EU diplomats sceptical on CIA detention camp reports
03.11.05 @ 17:40
BRUSSELS - EU diplomats do not believe the CIA has secret al Qaeda detention camps in Poland or Romania, but the European Commission will quiz member states informally on the subject.
The Washington Post and NGO Human Rights Watch broke the story on Wednesday (2 November), indicating that northeast Poland and the Romanian Black Sea coast are likely sites.
Warsaw and Bucharest have categorically denied the claims however, with policy advisors to EU foreign affairs chief Javier Solana accepting the rebuttals at face value.
"They wouldn't have said it in that tone if there was a shred of truth in it. Having this level of denial means it didn't happen", the Institute for Security Studies' eastern Europe expert Marcin Zaborowski told EUobserver.
"If they are lying, they have put themselves in very deep trouble", he added.
The Paris-based institute advises Mr Solana's cabinet on security policy and is funded by member states.
The Polish president's spokesman Waldemar Dubaniowski told news agency PAP on Thursday: "There have never been special prisons for terrorists in Poland and there never will be".
Romanian prime minister Calin Tariceanu said to Reuters on Wednesday night that "There are no CIA bases in Romania".
Commission asks questions
Meanwhile, the commission plans to seek its own confirmation of events.
Brussels' justice and home affairs spokesman Friso Roscam Abbing said commission director generals are empowered to quiz member states' senior politicians on the subject, but the questions would amount to "research" rather than an investigation.
"I don't think we have such things in eastern Europe, at least not as far as I know", he said.
EU human rights machine laid bare
As far as EU candidate member states like Romania are concerned, the commission's competency in human rights is limited to monitoring compliance with the so-called Copenhagen criteria.
These enlargement criteria state that EU candidates must guarantee democracy, the rule of law and human rights, among other economic conditions.
"The Copenhagen criteria are rather clear. I don't think the existence of secret prisons would be compatible with that", Mr Roscam Abbing remarked.
Beyond this, current member states can be punished for human rights violations by having their EU voting rights suspended under article 7 of the Treaty.
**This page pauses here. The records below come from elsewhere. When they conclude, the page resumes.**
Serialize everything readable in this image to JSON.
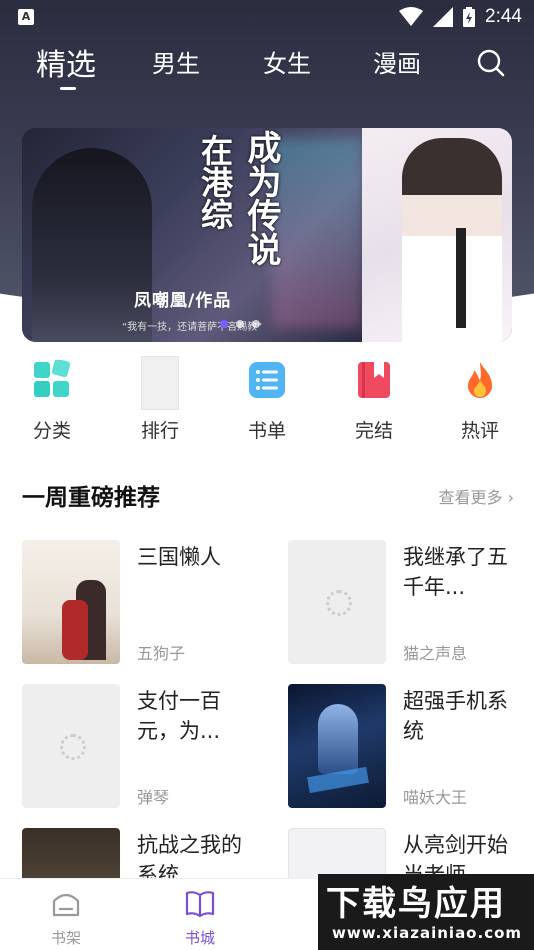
{
  "status_bar": {
    "time": "2:44"
  },
  "top_tabs": [
    {
      "label": "精选",
      "active": true
    },
    {
      "label": "男生",
      "active": false
    },
    {
      "label": "女生",
      "active": false
    },
    {
      "label": "漫画",
      "active": false
    }
  ],
  "banner": {
    "title_col1": "在港综",
    "title_col2": "成为传说",
    "author": "凤嘲凰/作品",
    "quote": "“我有一技，还请菩萨不吝赐教”",
    "dot_count": 3,
    "active_dot": 0
  },
  "categories": [
    {
      "label": "分类",
      "icon": "grid-icon"
    },
    {
      "label": "排行",
      "icon": "ranking-icon"
    },
    {
      "label": "书单",
      "icon": "list-icon"
    },
    {
      "label": "完结",
      "icon": "bookmark-book-icon"
    },
    {
      "label": "热评",
      "icon": "fire-icon"
    }
  ],
  "section": {
    "title": "一周重磅推荐",
    "more": "查看更多"
  },
  "books": [
    {
      "name": "三国懒人",
      "author": "五狗子",
      "cover": "art"
    },
    {
      "name": "我继承了五千年...",
      "author": "猫之声息",
      "cover": "placeholder"
    },
    {
      "name": "支付一百元，为...",
      "author": "弹琴",
      "cover": "placeholder"
    },
    {
      "name": "超强手机系统",
      "author": "喵妖大王",
      "cover": "art"
    },
    {
      "name": "抗战之我的系统",
      "author": "",
      "cover": "art"
    },
    {
      "name": "从亮剑开始当老师",
      "author": "",
      "cover": "art"
    }
  ],
  "bottom_nav": [
    {
      "label": "书架",
      "icon": "bookshelf-icon",
      "active": false
    },
    {
      "label": "书城",
      "icon": "open-book-icon",
      "active": true
    }
  ],
  "watermark": {
    "title": "下载鸟应用",
    "url": "www.xiazainiao.com"
  },
  "colors": {
    "accent": "#7a4fd8",
    "hero": "#2b2d3f"
  }
}
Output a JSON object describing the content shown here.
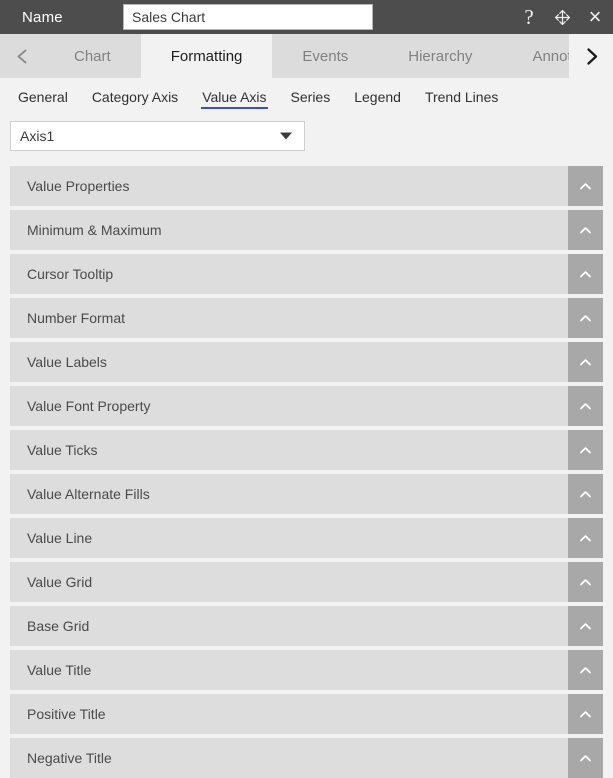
{
  "titlebar": {
    "name_label": "Name",
    "name_value": "Sales Chart",
    "name_placeholder": "Name",
    "help_icon": "?",
    "move_icon": "move-icon",
    "close_icon": "×"
  },
  "tabbar": {
    "prev_icon": "chevron-left-icon",
    "next_icon": "chevron-right-icon",
    "tabs": [
      {
        "label": "Chart",
        "active": false
      },
      {
        "label": "Formatting",
        "active": true
      },
      {
        "label": "Events",
        "active": false
      },
      {
        "label": "Hierarchy",
        "active": false
      },
      {
        "label": "Annotation",
        "active": false
      }
    ]
  },
  "subtabs": {
    "items": [
      {
        "label": "General",
        "active": false
      },
      {
        "label": "Category Axis",
        "active": false
      },
      {
        "label": "Value Axis",
        "active": true
      },
      {
        "label": "Series",
        "active": false
      },
      {
        "label": "Legend",
        "active": false
      },
      {
        "label": "Trend Lines",
        "active": false
      }
    ],
    "active_underline_color": "#3f51b5"
  },
  "axis_selector": {
    "value": "Axis1",
    "caret_icon": "triangle-down-icon"
  },
  "sections": {
    "toggle_icon": "chevron-up-icon",
    "items": [
      {
        "label": "Value Properties"
      },
      {
        "label": "Minimum & Maximum"
      },
      {
        "label": "Cursor Tooltip"
      },
      {
        "label": "Number Format"
      },
      {
        "label": "Value Labels"
      },
      {
        "label": "Value Font Property"
      },
      {
        "label": "Value Ticks"
      },
      {
        "label": "Value Alternate Fills"
      },
      {
        "label": "Value Line"
      },
      {
        "label": "Value Grid"
      },
      {
        "label": "Base Grid"
      },
      {
        "label": "Value Title"
      },
      {
        "label": "Positive Title"
      },
      {
        "label": "Negative Title"
      }
    ]
  },
  "colors": {
    "titlebar_bg": "#4d4d4d",
    "tabbar_bg": "#dcdcdc",
    "page_bg": "#f2f2f2",
    "row_bg": "#dddddd",
    "toggle_bg": "#a8a8a8",
    "accent": "#3f51b5"
  }
}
But the process requires one third of the other 24 member states to agree that there is "a persistent breach" of basic EU values.
"I don't think we are quite there yet", Mr Roscam Abbing quipped.